Exercise aim:
Looking through the material below, say how many lines contain the string "JSON" and add nothing more.

Given data:

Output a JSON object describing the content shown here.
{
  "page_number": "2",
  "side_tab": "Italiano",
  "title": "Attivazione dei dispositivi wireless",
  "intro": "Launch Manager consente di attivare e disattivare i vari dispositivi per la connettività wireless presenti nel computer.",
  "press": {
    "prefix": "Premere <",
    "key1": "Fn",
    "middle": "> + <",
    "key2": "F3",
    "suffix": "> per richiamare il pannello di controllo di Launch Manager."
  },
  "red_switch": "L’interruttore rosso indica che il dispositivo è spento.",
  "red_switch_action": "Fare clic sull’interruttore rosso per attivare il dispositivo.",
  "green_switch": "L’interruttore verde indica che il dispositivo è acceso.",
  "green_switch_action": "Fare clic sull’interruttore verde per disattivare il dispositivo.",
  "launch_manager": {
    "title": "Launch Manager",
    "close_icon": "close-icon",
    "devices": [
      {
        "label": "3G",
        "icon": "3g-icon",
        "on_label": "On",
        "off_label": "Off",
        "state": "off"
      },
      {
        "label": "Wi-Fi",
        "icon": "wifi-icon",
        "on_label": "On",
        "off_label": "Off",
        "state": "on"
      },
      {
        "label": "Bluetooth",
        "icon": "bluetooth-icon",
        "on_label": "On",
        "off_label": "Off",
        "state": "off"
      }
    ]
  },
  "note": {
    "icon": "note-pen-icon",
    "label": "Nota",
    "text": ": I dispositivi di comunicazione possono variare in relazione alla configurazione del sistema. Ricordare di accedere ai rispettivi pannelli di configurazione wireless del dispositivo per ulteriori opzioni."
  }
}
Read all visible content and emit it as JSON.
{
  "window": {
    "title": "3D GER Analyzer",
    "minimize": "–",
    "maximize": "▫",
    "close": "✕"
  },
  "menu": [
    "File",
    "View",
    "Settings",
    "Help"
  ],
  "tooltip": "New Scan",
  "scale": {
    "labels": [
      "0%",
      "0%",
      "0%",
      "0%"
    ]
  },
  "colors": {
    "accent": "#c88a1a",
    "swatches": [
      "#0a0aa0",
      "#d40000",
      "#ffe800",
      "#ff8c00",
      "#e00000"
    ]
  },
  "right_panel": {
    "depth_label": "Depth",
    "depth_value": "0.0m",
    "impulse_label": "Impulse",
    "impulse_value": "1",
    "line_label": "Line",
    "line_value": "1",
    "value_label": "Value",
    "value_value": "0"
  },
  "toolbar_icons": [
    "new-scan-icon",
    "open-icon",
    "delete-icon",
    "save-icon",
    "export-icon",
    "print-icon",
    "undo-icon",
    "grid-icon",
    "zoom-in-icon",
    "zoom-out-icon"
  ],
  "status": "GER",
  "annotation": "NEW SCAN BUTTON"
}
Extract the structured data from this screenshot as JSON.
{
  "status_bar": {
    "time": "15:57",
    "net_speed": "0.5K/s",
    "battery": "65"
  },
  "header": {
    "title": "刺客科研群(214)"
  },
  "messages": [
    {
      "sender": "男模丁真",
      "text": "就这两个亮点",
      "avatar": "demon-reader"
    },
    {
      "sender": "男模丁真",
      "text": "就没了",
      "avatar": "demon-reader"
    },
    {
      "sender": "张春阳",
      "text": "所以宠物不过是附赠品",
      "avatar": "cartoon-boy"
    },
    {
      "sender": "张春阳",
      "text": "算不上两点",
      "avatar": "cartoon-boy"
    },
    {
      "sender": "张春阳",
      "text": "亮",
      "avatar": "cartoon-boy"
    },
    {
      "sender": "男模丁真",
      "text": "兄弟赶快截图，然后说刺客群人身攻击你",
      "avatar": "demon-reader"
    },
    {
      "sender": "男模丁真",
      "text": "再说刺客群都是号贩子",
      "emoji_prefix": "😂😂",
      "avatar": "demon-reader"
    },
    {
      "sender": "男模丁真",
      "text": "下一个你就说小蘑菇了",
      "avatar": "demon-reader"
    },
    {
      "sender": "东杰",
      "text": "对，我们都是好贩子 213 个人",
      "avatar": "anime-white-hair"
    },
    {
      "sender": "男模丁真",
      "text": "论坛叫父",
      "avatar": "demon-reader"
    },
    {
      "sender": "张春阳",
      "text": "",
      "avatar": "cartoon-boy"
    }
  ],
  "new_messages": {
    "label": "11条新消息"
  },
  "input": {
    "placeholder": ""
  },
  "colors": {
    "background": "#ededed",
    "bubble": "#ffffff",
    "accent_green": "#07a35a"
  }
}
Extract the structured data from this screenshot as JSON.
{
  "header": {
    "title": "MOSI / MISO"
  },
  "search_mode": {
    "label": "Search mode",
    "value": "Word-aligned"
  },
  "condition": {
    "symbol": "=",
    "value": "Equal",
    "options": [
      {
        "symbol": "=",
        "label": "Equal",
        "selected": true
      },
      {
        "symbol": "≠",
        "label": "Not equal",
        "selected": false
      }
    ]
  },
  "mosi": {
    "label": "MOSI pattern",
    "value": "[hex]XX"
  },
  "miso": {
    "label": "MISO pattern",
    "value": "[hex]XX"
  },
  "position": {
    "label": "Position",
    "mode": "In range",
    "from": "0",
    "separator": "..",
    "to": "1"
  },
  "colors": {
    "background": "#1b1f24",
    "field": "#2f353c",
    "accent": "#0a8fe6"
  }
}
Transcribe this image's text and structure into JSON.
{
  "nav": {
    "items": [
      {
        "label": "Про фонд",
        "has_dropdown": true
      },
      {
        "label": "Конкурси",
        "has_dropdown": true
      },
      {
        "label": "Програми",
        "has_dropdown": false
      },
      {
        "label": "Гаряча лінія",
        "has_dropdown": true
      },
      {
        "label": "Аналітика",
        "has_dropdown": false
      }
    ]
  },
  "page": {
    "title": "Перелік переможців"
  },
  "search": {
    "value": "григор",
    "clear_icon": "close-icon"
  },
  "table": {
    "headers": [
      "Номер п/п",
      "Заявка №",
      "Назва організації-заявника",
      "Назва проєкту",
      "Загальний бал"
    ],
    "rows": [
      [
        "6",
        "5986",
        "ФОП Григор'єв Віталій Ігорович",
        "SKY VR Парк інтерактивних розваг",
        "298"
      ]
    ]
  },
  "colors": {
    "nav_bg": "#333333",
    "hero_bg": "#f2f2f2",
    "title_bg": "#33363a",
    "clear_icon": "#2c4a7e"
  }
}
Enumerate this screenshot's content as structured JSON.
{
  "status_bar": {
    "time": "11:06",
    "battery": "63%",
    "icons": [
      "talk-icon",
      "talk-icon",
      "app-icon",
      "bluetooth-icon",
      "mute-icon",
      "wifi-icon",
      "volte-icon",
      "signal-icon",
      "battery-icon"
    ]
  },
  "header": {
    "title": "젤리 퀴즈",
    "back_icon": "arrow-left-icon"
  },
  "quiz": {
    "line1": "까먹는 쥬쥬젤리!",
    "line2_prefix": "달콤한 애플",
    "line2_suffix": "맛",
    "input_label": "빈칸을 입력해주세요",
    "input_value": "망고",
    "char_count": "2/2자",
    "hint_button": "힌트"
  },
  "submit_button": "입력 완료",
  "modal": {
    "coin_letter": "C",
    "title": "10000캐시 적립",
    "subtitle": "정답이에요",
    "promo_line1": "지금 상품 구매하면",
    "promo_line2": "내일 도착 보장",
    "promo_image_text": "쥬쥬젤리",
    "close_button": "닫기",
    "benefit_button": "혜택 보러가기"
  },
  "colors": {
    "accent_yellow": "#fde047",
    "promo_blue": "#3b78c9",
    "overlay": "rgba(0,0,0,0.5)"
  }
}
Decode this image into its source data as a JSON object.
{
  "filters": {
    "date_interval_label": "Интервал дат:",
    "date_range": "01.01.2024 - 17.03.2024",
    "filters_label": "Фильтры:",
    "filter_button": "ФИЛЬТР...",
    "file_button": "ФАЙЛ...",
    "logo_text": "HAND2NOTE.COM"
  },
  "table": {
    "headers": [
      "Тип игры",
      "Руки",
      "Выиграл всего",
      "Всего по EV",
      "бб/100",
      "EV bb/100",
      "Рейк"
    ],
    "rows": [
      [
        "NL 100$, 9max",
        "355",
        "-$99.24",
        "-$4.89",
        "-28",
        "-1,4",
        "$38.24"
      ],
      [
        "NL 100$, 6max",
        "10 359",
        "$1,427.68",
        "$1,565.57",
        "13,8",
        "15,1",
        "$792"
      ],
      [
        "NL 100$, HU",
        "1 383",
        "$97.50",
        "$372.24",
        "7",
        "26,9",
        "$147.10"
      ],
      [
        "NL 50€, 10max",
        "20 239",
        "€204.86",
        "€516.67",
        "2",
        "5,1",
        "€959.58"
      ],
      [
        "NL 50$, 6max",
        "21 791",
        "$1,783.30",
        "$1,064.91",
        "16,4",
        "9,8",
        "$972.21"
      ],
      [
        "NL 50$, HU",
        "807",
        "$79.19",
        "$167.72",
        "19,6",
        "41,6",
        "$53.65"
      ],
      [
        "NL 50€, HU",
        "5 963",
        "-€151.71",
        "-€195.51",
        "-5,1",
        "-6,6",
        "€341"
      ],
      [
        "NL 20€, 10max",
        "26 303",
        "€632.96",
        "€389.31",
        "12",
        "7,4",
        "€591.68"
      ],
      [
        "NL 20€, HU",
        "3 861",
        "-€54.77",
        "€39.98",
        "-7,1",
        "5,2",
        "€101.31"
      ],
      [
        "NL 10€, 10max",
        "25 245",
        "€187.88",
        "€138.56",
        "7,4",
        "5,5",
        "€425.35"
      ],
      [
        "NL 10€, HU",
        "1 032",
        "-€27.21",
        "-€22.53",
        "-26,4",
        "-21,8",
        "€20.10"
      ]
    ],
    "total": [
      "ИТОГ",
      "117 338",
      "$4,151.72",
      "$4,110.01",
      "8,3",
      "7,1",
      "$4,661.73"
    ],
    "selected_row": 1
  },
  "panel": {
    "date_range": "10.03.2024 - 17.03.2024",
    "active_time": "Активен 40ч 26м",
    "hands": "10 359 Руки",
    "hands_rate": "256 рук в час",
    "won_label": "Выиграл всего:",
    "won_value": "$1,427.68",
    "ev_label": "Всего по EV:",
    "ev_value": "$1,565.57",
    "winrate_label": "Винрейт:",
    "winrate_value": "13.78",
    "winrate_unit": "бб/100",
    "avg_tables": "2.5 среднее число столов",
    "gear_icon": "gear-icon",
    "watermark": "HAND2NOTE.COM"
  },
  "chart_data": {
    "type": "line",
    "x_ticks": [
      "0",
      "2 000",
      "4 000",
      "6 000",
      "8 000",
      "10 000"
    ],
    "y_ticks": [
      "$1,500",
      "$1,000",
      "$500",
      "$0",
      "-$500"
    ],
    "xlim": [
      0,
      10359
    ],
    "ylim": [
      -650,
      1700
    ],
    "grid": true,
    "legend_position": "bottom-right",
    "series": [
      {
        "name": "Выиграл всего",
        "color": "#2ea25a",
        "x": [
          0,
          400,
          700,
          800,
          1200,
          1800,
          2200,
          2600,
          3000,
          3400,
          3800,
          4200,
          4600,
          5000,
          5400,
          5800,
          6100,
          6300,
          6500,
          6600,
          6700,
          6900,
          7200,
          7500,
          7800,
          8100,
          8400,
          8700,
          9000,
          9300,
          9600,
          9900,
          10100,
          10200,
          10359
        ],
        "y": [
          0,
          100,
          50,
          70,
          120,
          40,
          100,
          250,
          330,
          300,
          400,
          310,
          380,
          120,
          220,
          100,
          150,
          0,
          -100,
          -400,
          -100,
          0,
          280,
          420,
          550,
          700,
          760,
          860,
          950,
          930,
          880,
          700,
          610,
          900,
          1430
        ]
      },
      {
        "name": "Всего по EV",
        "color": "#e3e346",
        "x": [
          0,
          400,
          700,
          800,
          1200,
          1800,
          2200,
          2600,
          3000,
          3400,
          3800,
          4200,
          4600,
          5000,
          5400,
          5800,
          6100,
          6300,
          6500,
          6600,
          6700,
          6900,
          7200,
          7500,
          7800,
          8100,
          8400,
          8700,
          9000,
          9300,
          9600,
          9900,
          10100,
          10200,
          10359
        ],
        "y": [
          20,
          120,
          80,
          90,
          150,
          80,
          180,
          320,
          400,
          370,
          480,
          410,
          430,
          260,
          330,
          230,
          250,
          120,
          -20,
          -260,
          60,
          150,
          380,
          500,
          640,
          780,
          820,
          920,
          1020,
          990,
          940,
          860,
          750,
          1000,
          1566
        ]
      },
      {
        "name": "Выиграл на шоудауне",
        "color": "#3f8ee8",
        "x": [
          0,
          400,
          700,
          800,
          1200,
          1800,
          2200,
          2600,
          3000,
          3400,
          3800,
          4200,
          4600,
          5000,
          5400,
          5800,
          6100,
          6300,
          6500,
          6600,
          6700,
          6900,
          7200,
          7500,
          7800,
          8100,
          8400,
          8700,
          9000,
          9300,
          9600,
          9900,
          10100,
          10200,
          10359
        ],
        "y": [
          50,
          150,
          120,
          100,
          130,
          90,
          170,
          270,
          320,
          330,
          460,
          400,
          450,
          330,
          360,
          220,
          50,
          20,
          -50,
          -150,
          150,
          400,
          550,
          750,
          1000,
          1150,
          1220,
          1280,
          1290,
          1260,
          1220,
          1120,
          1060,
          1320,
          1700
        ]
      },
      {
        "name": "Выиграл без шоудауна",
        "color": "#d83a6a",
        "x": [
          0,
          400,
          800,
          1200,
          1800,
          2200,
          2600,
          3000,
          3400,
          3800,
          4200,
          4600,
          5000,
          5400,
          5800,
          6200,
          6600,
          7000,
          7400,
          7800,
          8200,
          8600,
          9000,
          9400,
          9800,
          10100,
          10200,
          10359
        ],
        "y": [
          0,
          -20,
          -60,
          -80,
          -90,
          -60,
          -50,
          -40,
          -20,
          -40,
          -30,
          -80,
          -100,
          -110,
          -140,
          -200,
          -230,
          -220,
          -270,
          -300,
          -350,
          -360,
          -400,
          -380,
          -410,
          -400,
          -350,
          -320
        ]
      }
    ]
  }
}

Response to the task:
7